Similar kinds of gestures emerge in Marti's woven works as well, although by slightly different means. Despite their titles, these quasi-painterly quasi-sculptural bindings are not representations of people; they are instead markers of process ruptured briefly by gestures in their making. These are Marti's own gestures of frustration and passion as he tightens the weave and rips the cord into place, a response both to his memory of the subjects as he binds his materials together and the painstaking process of binding itself. Weaves buckle and cords fray partially in their rubbing, slightly stripping the sheathed surface of the ropes to reveal a glint of something underneath. Many of these ropes have already been distressed before their tethering, dragged behind a car across the ground, over concrete, grazing dirt, so as to soil the ropes' appearances, to test their limits and impart small incisions through their facades. What is inside - inside the cords, inside the binding process, beneath a binding's surface - leaches out in irrepressible ways, hinting at something more. Something that emerges in the meeting between Marti's making and his subjects made present through memory: a glint through the weaves that catches the light and the eye; a fraying that frazzles the cords' crispy clean plastic; a tension that cannot be captured and yet somehow is released.

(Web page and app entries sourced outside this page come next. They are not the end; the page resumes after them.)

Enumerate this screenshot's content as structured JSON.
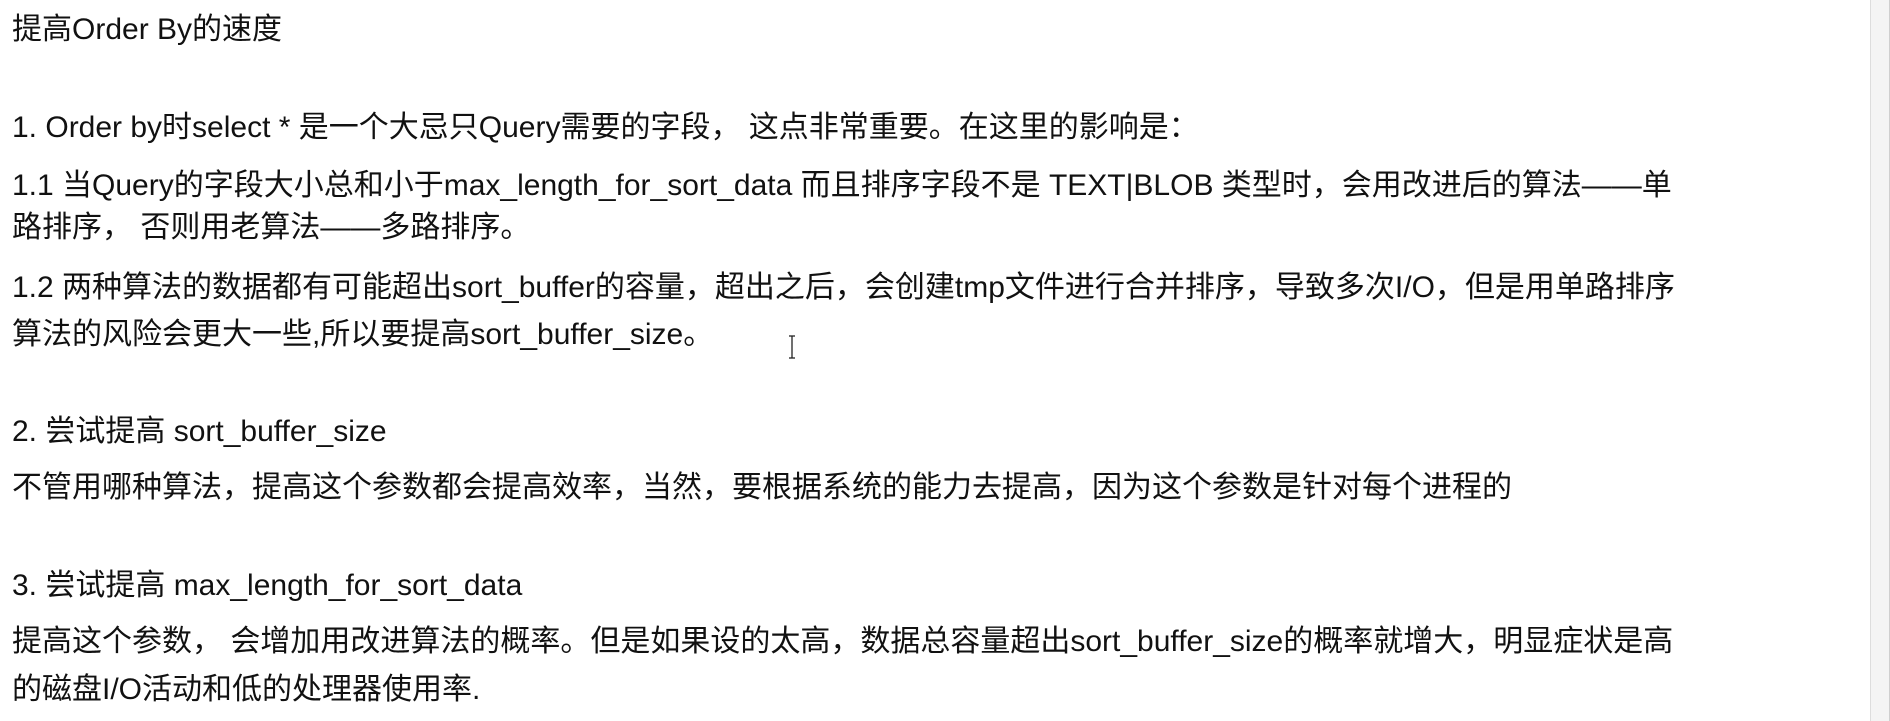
{
  "document": {
    "title": "提高Order By的速度",
    "section1": {
      "heading": "1. Order by时select * 是一个大忌只Query需要的字段， 这点非常重要。在这里的影响是：",
      "item_1_1_line1": "  1.1 当Query的字段大小总和小于max_length_for_sort_data 而且排序字段不是 TEXT|BLOB 类型时，会用改进后的算法——单",
      "item_1_1_line2": "路排序， 否则用老算法——多路排序。",
      "item_1_2_line1": "  1.2 两种算法的数据都有可能超出sort_buffer的容量，超出之后，会创建tmp文件进行合并排序，导致多次I/O，但是用单路排序",
      "item_1_2_line2": "算法的风险会更大一些,所以要提高sort_buffer_size。"
    },
    "section2": {
      "heading": "2. 尝试提高 sort_buffer_size",
      "body": "不管用哪种算法，提高这个参数都会提高效率，当然，要根据系统的能力去提高，因为这个参数是针对每个进程的"
    },
    "section3": {
      "heading": "3. 尝试提高 max_length_for_sort_data",
      "body_line1": "提高这个参数， 会增加用改进算法的概率。但是如果设的太高，数据总容量超出sort_buffer_size的概率就增大，明显症状是高",
      "body_line2": "的磁盘I/O活动和低的处理器使用率."
    }
  }
}
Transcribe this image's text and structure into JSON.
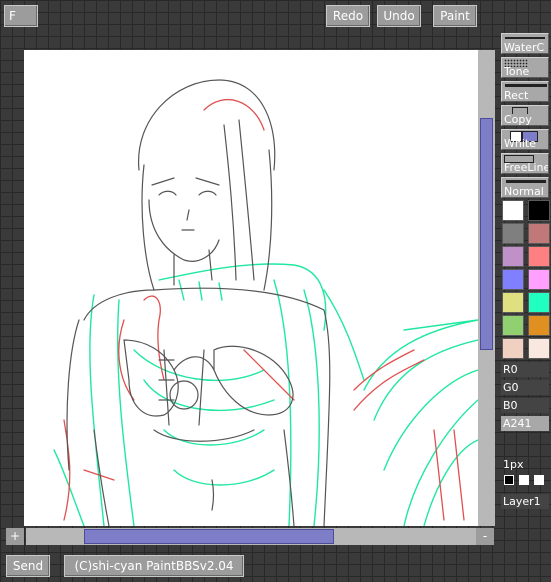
{
  "toolbar": {
    "f_label": "F",
    "redo_label": "Redo",
    "undo_label": "Undo",
    "paint_label": "Paint"
  },
  "tools": [
    {
      "label": "WaterC"
    },
    {
      "label": "Tone"
    },
    {
      "label": "Rect"
    },
    {
      "label": "Copy"
    },
    {
      "label": "White"
    },
    {
      "label": "FreeLine"
    },
    {
      "label": "Normal"
    }
  ],
  "palette": [
    "#ffffff",
    "#000000",
    "#7f7f7f",
    "#c07878",
    "#c090c8",
    "#ff8080",
    "#8080ff",
    "#ffa0ff",
    "#e0e080",
    "#20ffc0",
    "#90d070",
    "#e09020",
    "#f0d0c0",
    "#f8e8e0"
  ],
  "channels": {
    "r": "R0",
    "g": "G0",
    "b": "B0",
    "a": "A241"
  },
  "pen_size": "1px",
  "layer": "Layer1",
  "scroll": {
    "plus": "+",
    "minus": "-"
  },
  "footer": {
    "send_label": "Send",
    "credit": "(C)shi-cyan PaintBBSv2.04"
  },
  "colors": {
    "sketch": "#555555",
    "red_line": "#e05050",
    "teal_line": "#20e8a0",
    "scroll_thumb": "#7d7dc8"
  }
}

A moment of time, a gestural flick, a brief rupture in perception: these are the keys to the contemporary portrait, a genre that is neither figurative nor abstract, that seeks neither to capture nor contain its subject, and so is not really a portrait in any traditional sense. What these momentary ruptures reveal is not a public or a private self: that dualism has largely disappeared in our world of casual cruising, of the webcam, the blogspot and perpetually being on show. What they hint at is a more contemporary realm of the self that we may not even know exists, yet which is released and revealed through tics, gestures and uncontrollable responses. These are portraits of the gestural unconscious, of one's habits and movements that persist in our daily relations and in the memory of other bodies, other names, other entities. The gesture exists but cannot really be understood. It can be made apparent, yet resists quantification and rationalisation as something that can be known. It pricks the facades of the spectacle. It is a sense of the subject that lurks below the conscious, intimate and lingering.